Gbagbo faces West African ultimatum
Abidjan - Ivory Coast strongman Laurent Gbagbo faces a fresh challenge on Tuesday as three regional presidents arrive in the West African nation to deliver an ultimatum that he step down or face military action.
The leaders of Benin, Cape Verde and Sierra Leone come with a message from the Economic Community of West African States (Ecowas) that he must cede power or the group may use force to resolve Ivory Coast's political crisis.
There seems little chance of Gbagbo giving in, however, and he has warned that Ecowas' threat of military action could plunge the region into war.
The visit comes the day after Gbagbo appeared to have seen off one challenge when a general strike call was slow to take effect, but suffered a setback when his Paris embassy fell to supporters of rival Alassane Ouattara.
Both Gbagbo and his long-time rival Ouattara claim to have won last month's presidential election, but Ouattara has been recognised as the president by UN vote monitors and world powers.
Ouattara, who is besieged in his headquarters hotel and protected by UN peacekeepers, had urged workers to down tools across the country Monday.
At first, the sprawling commercial capital Abidjan, one of West Africa's biggest ports and the key to controlling the country, was as busy as ever, its streets snarled with traffic jams and its markets packed with shoppers.
But later in the day, when word of the strike call began to spread, there was disruption to public transport - forcing hundreds to walk home - and there were signs of makeshift barricades springing up in some districts.

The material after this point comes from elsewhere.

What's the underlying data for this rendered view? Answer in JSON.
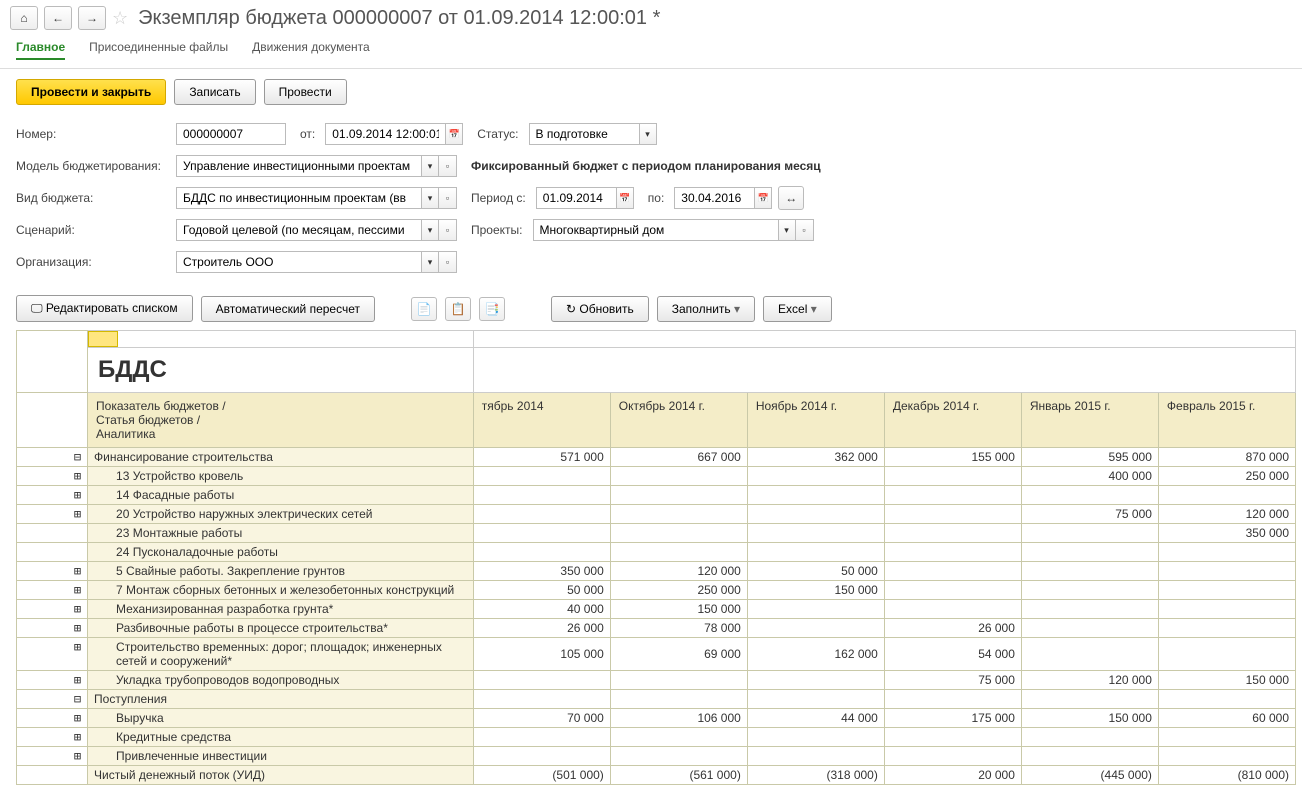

Ouattara had more clear-cut success outside the country, however.
His supporters occupied the Ivorian embassy in Paris, after the former colonial power said it would recognise Ouattara's choice for ambassador. The previous pro-Gbagbo ambassador had left the premises without resistance.
In another blow to Gbagbo, the African Union named Kenya's Prime Minister Raila Odinga as its pointman for efforts to resolve the crisis in Ivory Coast.
Odinga has been hawkish on the crisis, and was the first African leader to call for military action against Gbagbo.
The African Union has also called on Gbagbo to go, leaving him almost totally isolated, with only Angola publicly backing its ally. On Sunday, Washington kept up pressure, renewing its support for Ecowas.
Gbagbo's forces remain firmly in charge in Abidjan, where they have been accused of carrying out scores of killings in pro-Ouattara areas.
Ouattara's shadow government is under siege in an Abidjan resort, protected by 800 UN peacekeepers, but unable to move beyond the grounds of the Golf Hotel or take charge of the levers of state power.
At least 14 000 Ivorians have already fled to neighbouring Liberia amid the post-election violence, the UN High Commissioner for Refugees said on Saturday.